In part 1 he talks about testing and the fact that there's no realistic way you could have automated tests cover everything. He argues that at the very core the only thing you can do is check to ensure that one program behaves like another or according to a set of tests. Those tests however can't possibly cover everything that needs testing.
He gives an example of the move at Microsoft to more of an automated test process and the rumored laying off of testers who don't know how to code to bring in SDETs who can program those automated tests. He points out that those tests can't test a number of things that require someone actually look at the product such as whether thing were laid out in an orderly and logical fashion and whether the product has a feeling of continuity.
You can test a lot of things through automated testing but there's always going to be a need for someone with a sharp eye to go through and make sure everything is ship shape.
In part 2 he writes about why an in-house programmer sucks. He gave three reasons and they are all very good but the one that really struck me was the second:
"So, the number two reason product work is better than in-house work is that you get to make beautiful things."
Numbers 1 and 3 are that you never get to do things the right way and that at a software company your business is software so there's more incentive for the company to treat developers like rock stars (and who doesn't want to be treated like a rock star now and again).
Number 2 stood out to me because it struck a chord somewhere and reminded me why I started getting interested in programming. I wanted to create something cool and useful and beautiful.
I played guitar for a long time and I didn't do it to pick up chicks (though I may have used it in that way a time or two), I did it because I wanted to create something. I wanted to write something that would touch someone or cause someone to open up their eyes to a new perspective or challenge an existing perspective. I wanted to create something beautiful.

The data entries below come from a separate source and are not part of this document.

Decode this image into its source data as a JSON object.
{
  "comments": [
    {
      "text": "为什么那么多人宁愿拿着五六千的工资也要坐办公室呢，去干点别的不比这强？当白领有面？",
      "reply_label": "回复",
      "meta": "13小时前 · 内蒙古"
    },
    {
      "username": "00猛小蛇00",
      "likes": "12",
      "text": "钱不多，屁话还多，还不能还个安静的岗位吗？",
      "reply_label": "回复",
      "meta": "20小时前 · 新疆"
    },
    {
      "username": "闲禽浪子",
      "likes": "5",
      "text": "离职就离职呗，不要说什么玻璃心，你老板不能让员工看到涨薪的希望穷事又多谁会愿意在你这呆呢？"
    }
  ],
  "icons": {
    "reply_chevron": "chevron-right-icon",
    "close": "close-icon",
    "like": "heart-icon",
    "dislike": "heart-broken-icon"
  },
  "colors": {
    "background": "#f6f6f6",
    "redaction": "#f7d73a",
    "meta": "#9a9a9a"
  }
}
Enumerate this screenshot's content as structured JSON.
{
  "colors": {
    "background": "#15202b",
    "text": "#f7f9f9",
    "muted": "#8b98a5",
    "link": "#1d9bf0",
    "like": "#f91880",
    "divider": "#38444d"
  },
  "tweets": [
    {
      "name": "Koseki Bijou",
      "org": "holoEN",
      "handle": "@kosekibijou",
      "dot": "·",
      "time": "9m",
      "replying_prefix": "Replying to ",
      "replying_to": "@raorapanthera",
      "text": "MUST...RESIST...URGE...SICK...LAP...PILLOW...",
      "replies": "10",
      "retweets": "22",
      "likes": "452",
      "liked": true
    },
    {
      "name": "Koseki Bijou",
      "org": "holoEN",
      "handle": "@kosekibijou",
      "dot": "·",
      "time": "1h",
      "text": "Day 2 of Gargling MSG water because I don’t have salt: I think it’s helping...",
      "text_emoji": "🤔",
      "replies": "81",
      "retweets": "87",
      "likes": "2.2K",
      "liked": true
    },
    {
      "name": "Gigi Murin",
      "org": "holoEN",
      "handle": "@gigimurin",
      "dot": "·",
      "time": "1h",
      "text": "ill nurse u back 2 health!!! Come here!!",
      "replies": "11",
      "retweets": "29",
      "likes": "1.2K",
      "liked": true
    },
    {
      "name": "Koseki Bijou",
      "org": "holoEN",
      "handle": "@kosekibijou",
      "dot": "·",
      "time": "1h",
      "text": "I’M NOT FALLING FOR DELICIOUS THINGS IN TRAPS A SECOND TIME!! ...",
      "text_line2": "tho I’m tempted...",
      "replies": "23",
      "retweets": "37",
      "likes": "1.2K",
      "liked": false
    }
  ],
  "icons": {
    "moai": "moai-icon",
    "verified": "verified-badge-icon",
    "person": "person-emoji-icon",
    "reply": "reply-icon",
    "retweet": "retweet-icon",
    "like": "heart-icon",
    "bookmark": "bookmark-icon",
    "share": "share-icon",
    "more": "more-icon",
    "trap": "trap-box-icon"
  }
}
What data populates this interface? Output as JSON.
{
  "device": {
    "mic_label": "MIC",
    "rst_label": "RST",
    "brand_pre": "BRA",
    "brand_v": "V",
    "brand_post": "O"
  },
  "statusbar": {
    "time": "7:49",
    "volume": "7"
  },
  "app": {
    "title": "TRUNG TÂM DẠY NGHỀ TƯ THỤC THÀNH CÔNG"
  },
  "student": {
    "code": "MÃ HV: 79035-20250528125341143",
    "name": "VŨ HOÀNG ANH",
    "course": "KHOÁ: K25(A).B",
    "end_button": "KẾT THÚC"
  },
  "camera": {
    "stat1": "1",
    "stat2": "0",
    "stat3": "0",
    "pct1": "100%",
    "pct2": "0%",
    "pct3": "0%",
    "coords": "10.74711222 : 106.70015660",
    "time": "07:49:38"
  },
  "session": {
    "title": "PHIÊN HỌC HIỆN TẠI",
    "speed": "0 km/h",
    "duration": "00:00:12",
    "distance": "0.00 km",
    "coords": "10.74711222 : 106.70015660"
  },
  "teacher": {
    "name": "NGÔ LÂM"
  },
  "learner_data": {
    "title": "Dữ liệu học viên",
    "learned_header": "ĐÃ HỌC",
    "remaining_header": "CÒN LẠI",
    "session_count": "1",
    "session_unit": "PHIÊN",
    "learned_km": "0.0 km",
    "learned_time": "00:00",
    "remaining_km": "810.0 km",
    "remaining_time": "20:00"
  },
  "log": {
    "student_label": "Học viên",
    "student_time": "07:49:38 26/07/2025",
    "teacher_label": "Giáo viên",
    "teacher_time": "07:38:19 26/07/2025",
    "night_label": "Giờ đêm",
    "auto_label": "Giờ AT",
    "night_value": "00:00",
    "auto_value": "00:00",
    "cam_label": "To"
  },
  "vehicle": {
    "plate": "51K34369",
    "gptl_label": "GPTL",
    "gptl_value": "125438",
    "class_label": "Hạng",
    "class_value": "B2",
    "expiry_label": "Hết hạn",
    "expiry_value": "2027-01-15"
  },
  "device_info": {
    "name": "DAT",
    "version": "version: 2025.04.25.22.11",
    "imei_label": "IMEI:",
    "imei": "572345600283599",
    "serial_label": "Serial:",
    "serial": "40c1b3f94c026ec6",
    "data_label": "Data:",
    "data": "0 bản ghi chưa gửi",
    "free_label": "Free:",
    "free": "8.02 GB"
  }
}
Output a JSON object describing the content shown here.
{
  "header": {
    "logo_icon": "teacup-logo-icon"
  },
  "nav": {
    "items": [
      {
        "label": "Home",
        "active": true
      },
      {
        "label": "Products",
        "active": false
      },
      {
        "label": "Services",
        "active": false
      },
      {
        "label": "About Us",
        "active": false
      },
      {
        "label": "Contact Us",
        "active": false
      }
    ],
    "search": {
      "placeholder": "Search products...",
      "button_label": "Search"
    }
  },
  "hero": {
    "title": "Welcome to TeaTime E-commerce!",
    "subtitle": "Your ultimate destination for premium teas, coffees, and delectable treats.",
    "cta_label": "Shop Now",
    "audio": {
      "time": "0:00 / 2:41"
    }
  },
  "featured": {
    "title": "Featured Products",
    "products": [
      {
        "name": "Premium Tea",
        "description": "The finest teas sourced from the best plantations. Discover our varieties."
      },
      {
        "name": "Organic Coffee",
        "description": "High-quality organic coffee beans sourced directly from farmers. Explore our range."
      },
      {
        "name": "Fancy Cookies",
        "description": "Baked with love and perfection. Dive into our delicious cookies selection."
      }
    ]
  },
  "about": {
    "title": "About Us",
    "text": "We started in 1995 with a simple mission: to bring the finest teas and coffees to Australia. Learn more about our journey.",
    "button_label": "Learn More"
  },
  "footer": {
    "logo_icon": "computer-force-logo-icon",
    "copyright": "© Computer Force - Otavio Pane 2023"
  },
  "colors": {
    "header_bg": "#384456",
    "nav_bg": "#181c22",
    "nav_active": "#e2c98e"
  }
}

I used to sit and play for hours, now I only play around on the guitar here and there when my son (who is 18 months old on Saturday) points to it and either wants to watch me play and dance a bit here and there or wants to sit in the case after I've pulled the guitar out.
Currently I'm working on various small (on a scale of all development undertakings) projects. Some of them are pretty cool (like the one I'm working on now that I'll post about once it launches) and some of them aren't as cool (like forms). Though I can still work towards creating flexible and elegant solutions. In the grand scheme of things they may not be groundbreaking or hugely significant but they're still opportunities for elegance.
Someday I'd like to create something beautiful and significant. And I will.